[[ Exercise data open ]]
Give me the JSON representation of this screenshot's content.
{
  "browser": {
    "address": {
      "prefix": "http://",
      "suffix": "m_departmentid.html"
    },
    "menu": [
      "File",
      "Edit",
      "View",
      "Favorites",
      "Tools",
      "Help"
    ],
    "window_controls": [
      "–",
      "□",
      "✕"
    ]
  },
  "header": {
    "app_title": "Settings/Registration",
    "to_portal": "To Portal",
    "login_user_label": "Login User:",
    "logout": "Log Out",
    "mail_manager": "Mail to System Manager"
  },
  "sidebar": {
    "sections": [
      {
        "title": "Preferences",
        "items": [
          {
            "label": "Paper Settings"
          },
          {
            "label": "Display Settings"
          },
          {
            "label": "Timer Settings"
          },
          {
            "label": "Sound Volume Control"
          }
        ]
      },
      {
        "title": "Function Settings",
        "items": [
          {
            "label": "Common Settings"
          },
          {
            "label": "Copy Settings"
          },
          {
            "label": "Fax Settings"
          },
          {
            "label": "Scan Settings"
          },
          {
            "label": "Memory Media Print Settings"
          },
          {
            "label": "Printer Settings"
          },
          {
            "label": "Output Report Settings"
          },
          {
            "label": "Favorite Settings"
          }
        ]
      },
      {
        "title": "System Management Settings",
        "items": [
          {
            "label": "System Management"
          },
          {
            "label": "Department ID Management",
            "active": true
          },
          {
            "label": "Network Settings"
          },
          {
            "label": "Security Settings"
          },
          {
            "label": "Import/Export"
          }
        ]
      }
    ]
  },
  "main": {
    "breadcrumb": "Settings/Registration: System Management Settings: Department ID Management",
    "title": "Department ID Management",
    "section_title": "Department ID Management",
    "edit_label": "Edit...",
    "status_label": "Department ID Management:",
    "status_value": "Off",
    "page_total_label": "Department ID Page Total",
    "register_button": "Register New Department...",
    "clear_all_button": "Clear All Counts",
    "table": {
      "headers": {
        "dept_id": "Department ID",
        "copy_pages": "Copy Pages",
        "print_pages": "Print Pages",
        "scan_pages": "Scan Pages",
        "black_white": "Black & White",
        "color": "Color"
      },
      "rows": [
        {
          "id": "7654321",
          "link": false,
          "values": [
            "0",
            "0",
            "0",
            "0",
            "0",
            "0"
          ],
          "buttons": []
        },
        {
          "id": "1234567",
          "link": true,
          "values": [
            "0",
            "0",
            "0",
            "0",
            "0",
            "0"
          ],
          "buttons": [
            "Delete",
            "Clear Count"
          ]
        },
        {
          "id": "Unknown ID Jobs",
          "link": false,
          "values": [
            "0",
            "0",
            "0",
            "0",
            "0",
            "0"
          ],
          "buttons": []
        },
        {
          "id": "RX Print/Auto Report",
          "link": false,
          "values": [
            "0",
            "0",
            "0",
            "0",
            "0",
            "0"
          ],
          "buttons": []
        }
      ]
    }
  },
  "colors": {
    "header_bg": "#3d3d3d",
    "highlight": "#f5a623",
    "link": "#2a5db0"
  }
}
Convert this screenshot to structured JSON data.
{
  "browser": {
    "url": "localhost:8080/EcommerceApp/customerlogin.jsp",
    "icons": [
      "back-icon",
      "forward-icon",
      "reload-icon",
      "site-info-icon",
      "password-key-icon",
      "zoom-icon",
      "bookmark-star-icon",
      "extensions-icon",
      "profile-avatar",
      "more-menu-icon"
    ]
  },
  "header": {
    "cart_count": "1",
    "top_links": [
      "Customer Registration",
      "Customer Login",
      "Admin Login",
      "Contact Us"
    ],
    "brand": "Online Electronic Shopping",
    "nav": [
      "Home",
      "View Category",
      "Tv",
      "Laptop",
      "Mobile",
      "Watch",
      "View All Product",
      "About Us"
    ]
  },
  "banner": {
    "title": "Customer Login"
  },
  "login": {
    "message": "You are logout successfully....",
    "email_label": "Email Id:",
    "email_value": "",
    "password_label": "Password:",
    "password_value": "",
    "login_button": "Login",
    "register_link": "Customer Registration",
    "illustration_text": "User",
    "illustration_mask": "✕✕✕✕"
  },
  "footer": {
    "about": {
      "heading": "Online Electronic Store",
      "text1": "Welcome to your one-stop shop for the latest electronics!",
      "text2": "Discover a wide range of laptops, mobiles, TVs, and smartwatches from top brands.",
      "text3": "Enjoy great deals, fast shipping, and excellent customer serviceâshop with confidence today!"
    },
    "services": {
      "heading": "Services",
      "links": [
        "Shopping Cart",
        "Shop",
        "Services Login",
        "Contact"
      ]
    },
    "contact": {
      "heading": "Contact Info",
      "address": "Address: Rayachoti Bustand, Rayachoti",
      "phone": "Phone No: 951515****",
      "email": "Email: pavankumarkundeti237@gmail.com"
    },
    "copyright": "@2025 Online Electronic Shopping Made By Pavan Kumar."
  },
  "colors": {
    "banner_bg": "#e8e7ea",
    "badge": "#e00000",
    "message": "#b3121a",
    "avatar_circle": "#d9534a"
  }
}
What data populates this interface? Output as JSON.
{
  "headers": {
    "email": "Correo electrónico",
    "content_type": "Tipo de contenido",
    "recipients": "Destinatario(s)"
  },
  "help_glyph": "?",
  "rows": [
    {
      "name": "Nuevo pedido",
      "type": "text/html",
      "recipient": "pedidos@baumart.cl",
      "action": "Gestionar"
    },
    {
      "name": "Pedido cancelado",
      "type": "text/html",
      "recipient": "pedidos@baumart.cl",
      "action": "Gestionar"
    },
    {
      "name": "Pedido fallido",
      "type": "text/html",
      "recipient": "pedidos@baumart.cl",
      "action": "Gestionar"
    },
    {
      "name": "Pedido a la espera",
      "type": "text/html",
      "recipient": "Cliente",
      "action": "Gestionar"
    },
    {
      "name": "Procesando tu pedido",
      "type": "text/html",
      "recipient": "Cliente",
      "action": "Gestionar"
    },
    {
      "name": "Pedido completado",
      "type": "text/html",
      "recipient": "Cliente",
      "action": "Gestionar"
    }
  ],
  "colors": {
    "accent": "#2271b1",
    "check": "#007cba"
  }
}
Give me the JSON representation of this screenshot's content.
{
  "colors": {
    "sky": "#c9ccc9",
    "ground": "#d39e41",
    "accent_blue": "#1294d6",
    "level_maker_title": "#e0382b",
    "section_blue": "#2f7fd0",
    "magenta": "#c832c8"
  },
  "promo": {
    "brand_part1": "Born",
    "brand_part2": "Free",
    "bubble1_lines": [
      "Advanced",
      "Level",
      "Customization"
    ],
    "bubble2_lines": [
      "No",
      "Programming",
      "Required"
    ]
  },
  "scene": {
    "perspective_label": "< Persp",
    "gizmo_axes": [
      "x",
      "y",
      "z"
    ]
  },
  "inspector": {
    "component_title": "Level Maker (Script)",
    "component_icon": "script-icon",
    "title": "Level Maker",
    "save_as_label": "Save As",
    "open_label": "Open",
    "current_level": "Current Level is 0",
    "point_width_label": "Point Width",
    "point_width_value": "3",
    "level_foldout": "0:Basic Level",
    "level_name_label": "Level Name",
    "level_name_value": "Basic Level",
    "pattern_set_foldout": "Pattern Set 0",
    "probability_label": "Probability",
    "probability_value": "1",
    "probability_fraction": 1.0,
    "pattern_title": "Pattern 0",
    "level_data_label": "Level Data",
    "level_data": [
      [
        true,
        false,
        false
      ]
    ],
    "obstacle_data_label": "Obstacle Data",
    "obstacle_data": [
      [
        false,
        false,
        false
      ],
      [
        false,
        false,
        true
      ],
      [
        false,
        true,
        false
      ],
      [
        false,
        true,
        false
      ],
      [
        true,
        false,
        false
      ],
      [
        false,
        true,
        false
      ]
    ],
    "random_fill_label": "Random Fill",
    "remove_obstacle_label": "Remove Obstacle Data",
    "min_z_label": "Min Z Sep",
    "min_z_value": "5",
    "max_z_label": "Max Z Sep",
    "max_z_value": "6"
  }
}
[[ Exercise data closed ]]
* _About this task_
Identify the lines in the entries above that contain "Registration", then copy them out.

* _Finished task_
    "app_title": "Settings/Registration",
    "breadcrumb": "Settings/Registration: System Management Settings: Department ID Management",
      "Customer Registration",
    "register_link": "Customer Registration",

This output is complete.